**Action item:**
Each entry below must be given again word for word, with no pictures.

(Items from an interface collection)

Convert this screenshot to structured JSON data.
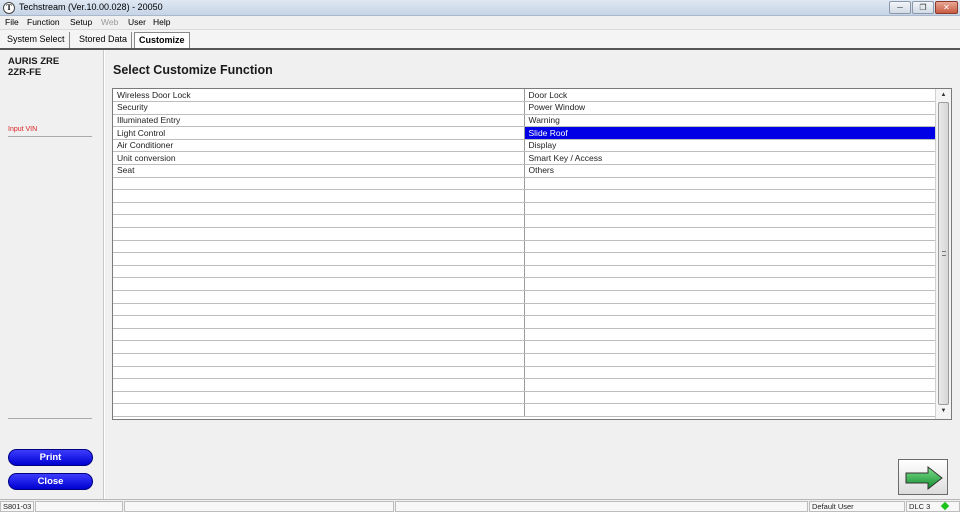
{
  "window": {
    "title": "Techstream (Ver.10.00.028) - 20050",
    "app_icon_glyph": "T",
    "minimize_glyph": "─",
    "maximize_glyph": "❐",
    "close_glyph": "✕"
  },
  "menu": [
    "File",
    "Function",
    "Setup",
    "Web",
    "User",
    "Help"
  ],
  "tabs": [
    {
      "label": "System Select",
      "active": false
    },
    {
      "label": "Stored Data",
      "active": false
    },
    {
      "label": "Customize",
      "active": true
    }
  ],
  "vehicle": {
    "model": "AURIS ZRE",
    "engine": "2ZR-FE",
    "vin_label": "Input VIN"
  },
  "buttons": {
    "print": "Print",
    "close": "Close"
  },
  "main": {
    "heading": "Select Customize Function",
    "rows": [
      [
        "Wireless Door Lock",
        "Door Lock"
      ],
      [
        "Security",
        "Power Window"
      ],
      [
        "Illuminated Entry",
        "Warning"
      ],
      [
        "Light Control",
        "Slide Roof"
      ],
      [
        "Air Conditioner",
        "Display"
      ],
      [
        "Unit conversion",
        "Smart Key / Access"
      ],
      [
        "Seat",
        "Others"
      ]
    ],
    "selected": {
      "row": 3,
      "col": 1
    },
    "total_rows": 26,
    "selection_color": "#0000e6",
    "scroll_up_glyph": "▲",
    "scroll_down_glyph": "▼"
  },
  "next_button": {
    "icon": "right-arrow-icon",
    "color": "#1fb34a"
  },
  "statusbar": {
    "code": "S801-03",
    "user": "Default User",
    "connection": "DLC 3",
    "connection_status_color": "#1bc41b"
  }
}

**Solution to the exercise:**
Convert this screenshot to structured JSON data.
{
  "window": {
    "title": "Techstream (Ver.10.00.028) - 20050",
    "app_icon_glyph": "T",
    "minimize_glyph": "─",
    "maximize_glyph": "❐",
    "close_glyph": "✕"
  },
  "menu": [
    "File",
    "Function",
    "Setup",
    "Web",
    "User",
    "Help"
  ],
  "tabs": [
    {
      "label": "System Select",
      "active": false
    },
    {
      "label": "Stored Data",
      "active": false
    },
    {
      "label": "Customize",
      "active": true
    }
  ],
  "vehicle": {
    "model": "AURIS ZRE",
    "engine": "2ZR-FE",
    "vin_label": "Input VIN"
  },
  "buttons": {
    "print": "Print",
    "close": "Close"
  },
  "main": {
    "heading": "Select Customize Function",
    "rows": [
      [
        "Wireless Door Lock",
        "Door Lock"
      ],
      [
        "Security",
        "Power Window"
      ],
      [
        "Illuminated Entry",
        "Warning"
      ],
      [
        "Light Control",
        "Slide Roof"
      ],
      [
        "Air Conditioner",
        "Display"
      ],
      [
        "Unit conversion",
        "Smart Key / Access"
      ],
      [
        "Seat",
        "Others"
      ]
    ],
    "selected": {
      "row": 3,
      "col": 1
    },
    "total_rows": 26,
    "selection_color": "#0000e6",
    "scroll_up_glyph": "▲",
    "scroll_down_glyph": "▼"
  },
  "next_button": {
    "icon": "right-arrow-icon",
    "color": "#1fb34a"
  },
  "statusbar": {
    "code": "S801-03",
    "user": "Default User",
    "connection": "DLC 3",
    "connection_status_color": "#1bc41b"
  }
}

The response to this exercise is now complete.